AMY GOODMAN: She clearly kept asking even the young men who were involved, because she knew them from childhood—
SHEILA POTT: Yes. She trusted them.
AMY GOODMAN: —”What happened? What did you do to me?”
SHEILA POTT: Yes, and she pleaded with them, you know, “Delete those pictures. How could you do this to me? You know, you don’t understand. You know, word gets out.” And I know now that she felt like it wasn’t just her high school that knew. She felt like other high schools in the area knew, as well.
AMY GOODMAN: So you sued. Talk about the settlement that you arrived at.
SHEILA POTT: So, because it was very important, you know, for us to clear her name, we really wanted the accountability and the admissions of what actually happened. So that’s why there were so many nonmonetary terms in the settlement. And, you know, there were terms of they had to do 10 presentations—I think there were 10 on their own and two with the foundation that we set up, Audrie Pott Foundation. And they had to admit publicly what they did to her and apologize to her. And, of course, they had to agree to be in the documentary. And then we asked that they, you know, ask the school that she could graduate with her class. And we just felt like her future was taken from her, and we wanted her school—you know, that was her family—to know this happened. She didn’t ask for it. She didn’t deserve it. It’s wrong. And we didn’t want it to happen to other girls.
AMY GOODMAN: And this unusual requirement that they speak to the people who were making a film about Audrie, that they speak to Jon Shenk and Bonni Cohen, why was that important to you?
SHEILA POTT: We thought that if—it would be powerful coming from them, if they had true remorse and they could talk to other students and young men about choices, about making, you know, the wrong choice. And, obviously, it didn’t really work out that way. I don’t think that to this day they feel accountability for their actions.
AMY GOODMAN: Let’s go to John B., first being questioned by a lawyer and then being questioned by the filmmakers.
LAWYER: Going back in time, the party happened on September 3, 2012, right?
JOHN B.: Yes.
JON SHENK: How did you become aware of the party?
JOHN B.: I don’t remember. It is pretty blurry.

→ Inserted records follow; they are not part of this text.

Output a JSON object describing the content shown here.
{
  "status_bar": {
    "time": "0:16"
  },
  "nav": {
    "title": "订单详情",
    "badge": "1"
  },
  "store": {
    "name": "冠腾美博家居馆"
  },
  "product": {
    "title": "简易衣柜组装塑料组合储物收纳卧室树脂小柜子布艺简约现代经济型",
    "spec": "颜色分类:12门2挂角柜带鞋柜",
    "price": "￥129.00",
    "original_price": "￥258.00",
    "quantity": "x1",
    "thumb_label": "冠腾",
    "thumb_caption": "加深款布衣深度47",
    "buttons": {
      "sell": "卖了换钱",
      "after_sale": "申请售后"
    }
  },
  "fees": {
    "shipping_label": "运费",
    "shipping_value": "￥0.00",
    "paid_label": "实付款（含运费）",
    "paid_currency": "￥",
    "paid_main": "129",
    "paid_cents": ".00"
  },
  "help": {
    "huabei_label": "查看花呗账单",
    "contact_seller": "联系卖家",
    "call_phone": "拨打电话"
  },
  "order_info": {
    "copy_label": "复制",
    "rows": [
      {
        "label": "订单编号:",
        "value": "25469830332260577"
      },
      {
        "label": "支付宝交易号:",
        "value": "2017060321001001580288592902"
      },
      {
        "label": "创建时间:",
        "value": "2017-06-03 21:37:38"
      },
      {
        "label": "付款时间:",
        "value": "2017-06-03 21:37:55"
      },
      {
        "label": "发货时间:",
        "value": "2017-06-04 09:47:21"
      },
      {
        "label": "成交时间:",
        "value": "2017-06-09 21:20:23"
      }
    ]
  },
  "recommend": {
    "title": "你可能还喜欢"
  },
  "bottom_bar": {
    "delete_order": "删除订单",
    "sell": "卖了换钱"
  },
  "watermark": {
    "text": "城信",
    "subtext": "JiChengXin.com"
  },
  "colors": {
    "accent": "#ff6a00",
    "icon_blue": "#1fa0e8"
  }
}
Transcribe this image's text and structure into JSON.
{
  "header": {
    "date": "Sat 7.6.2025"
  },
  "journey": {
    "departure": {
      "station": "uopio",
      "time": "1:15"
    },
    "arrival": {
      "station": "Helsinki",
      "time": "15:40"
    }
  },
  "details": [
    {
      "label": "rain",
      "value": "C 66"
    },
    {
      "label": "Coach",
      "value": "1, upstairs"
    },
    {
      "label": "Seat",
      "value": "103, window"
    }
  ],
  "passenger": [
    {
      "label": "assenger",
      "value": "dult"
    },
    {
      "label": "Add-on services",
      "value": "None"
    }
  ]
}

Like, you know, it was almost four years ago. So, I mean, you’re at this party that’s being hosted by Audrie and Emily. And, you know, it was my first party I’ve ever been to. I was a freshman. I just got my license, you know, kind of thought I was cool and stuff. I drove my friends there.
AMY GOODMAN: When you hear John B. saying this and see him, what are your feelings?
SHEILA POTT: I don’t really think that he understands the consequences of what he did. I don’t—I don’t sense that there is real remorse there. There was—there was a sense of trying to put the blame on someone else, from the very beginning, and I think it’s—it’s still there.
AMY GOODMAN: Do you think the justice system failed you?
SHEILA POTT: Oh, absolutely.
AMY GOODMAN: What did you want to see happen?
SHEILA POTT: For one thing, I would have liked to see, you know, a longer sentence. I would have liked to see them expelled from their school, so that there was a message sent to the other classmates that this is not OK. I mean, the message that was sent, basically, because they weren’t expelled was: “Girls, don’t come forward, because we’re not going to take this serious.” And the message to the boys was: “Oh, well, you’ll get a slap on the hand, and then you can go back to your same activities as before.” And that’s what I thought was just a shame.
AMY GOODMAN: That’s Sheila Pott, mother of Audrie Pott. Audrie was 15 when she hanged herself eight days after she was sexually assaulted at a party. When we come back, you’ll hear from Daisy Coleman, who had a terrifyingly similar story. She also attempted suicide multiple times, but, unlike Audrie, she survived. She and her mother Melinda met Sheila Pott for this interview for the first time. Stay with us.